The process begins with an online application, the numbers of which are accelerating every week. In fact, 10 percent of the applications for 52businesses are now coming from outside the United States, though the emphasis continues to be on New Orleans-area startups.

Once an applicant has been selected, the week begins with a thorough analysis of the proposed business. This includes everything from market analysis, to legal needs, to finances. Once the assessment is done, Seidman and Grussing draw on their own experience, as well as a deep pool of experts, to begin moving from concept to enterprise. Social networks are used to test the viability of the business.
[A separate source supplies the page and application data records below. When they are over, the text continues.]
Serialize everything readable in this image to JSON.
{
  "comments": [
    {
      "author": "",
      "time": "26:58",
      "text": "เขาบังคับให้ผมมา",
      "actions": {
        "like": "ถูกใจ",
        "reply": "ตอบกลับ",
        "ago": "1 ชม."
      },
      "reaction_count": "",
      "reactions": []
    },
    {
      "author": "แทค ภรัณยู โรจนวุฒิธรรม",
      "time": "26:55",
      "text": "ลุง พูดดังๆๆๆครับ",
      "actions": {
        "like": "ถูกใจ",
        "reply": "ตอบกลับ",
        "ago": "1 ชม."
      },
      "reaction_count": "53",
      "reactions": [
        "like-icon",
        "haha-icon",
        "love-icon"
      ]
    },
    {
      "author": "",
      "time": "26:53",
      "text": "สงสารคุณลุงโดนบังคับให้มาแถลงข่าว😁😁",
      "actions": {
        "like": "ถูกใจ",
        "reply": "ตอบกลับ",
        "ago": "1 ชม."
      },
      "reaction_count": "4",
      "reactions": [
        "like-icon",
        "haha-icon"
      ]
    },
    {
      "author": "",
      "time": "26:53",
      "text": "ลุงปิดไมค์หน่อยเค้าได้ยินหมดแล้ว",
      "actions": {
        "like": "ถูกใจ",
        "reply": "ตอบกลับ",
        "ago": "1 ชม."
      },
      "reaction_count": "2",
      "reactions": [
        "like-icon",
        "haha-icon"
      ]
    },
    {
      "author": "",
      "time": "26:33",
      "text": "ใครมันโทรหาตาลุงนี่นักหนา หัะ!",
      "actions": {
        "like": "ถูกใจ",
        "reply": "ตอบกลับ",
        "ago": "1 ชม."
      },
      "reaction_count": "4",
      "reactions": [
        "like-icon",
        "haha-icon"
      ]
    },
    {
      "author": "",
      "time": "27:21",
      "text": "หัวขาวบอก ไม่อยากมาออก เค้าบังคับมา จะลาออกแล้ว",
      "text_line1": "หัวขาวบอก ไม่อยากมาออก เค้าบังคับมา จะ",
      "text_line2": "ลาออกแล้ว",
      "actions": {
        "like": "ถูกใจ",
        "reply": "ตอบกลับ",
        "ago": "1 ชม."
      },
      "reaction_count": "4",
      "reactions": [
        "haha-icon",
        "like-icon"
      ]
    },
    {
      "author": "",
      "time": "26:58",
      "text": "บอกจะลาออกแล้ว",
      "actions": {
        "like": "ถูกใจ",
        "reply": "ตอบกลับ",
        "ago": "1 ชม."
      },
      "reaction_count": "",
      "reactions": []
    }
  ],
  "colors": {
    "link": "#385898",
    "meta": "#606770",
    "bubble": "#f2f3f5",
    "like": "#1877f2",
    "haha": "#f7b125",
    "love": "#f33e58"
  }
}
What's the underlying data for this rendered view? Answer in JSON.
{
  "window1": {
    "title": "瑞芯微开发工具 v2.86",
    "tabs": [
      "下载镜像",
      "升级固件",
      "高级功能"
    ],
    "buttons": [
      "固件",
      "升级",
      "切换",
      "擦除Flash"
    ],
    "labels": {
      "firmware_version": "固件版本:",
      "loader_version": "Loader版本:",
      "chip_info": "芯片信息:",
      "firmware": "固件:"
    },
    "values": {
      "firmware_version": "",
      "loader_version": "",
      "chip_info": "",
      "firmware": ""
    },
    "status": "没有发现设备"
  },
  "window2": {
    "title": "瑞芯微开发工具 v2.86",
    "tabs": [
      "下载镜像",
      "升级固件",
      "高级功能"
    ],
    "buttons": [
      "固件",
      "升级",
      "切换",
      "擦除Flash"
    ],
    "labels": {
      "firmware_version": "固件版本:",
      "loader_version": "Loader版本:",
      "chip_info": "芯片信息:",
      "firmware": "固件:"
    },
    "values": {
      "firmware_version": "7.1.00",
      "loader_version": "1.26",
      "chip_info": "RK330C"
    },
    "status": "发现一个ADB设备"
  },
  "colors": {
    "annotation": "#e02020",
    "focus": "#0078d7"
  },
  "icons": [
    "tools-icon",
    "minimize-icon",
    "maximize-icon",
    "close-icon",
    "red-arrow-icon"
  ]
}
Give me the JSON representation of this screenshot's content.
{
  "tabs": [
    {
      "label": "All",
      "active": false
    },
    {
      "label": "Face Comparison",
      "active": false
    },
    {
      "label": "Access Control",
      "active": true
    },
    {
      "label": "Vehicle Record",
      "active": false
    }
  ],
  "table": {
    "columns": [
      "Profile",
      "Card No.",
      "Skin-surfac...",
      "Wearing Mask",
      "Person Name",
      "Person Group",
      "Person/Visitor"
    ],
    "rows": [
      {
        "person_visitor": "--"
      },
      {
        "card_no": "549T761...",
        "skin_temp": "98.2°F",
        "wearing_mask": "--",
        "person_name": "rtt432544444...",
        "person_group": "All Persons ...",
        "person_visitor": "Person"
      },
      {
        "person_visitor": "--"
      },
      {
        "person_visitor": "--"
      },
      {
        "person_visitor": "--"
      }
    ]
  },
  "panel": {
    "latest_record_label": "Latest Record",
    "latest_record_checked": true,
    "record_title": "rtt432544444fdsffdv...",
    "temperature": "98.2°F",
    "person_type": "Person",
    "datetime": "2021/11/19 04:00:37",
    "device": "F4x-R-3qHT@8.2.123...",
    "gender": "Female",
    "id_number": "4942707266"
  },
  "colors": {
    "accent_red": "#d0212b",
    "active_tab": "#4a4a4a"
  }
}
52businesses also uses its website and blogs to share the learning process for the benefit of existing entrepreneurs and businesses.

“We want people to start businesses in a responsible way, and we want to see them succeed,” Seidman says regarding the motivation for his project. The project itself has certainly been successful: halfway through, 26 businesses have been launched in 26 weeks.

“Initially it was pretty crazy, but we’ve been learning as we go, and moved towards a more defined process,” he says. Seidman adds that there is interest in replicating the program in other cities, and he and Grussing are working with Tulane University to develop a comparable program. This could ultimately mean the partners will be helping to launch a new business not every week, but every day!


Keith Twitchell  spent 16 years running his own business before becoming president of the Committee for a Better New Orleans. He has observed, supported and participated in entrepreneurial ventures at the street, neighborhood, non-profit, micro- and macro-business levels.

What is an Entrepreneur?

Sure, we all know an entrepreneur is an enterprising, risk-taking individual motivated to launch something new. But where did this unusual word come from?

Not surprisingly, it is of French origin, which seems fitting for our entrepreneurial city.  Even better, according to the Oxford English Dictionary, one of its early meanings referred to “the director of a musical institution.”

The OED’s primary definition is “one who undertakes” (presumably not referring to conducting funerals), a “champion.” The word first appeared in print in 1473 in reference to the 4th century B.C. Roman military leader Publius Decius, described as “so hardy an entrepreneur in battle.”

Today’s entrepreneurs may not find themselves on an actual battlefield, but they surely carry on the spirit of a champion that first emerged in ancient times.




Categories: The Magazine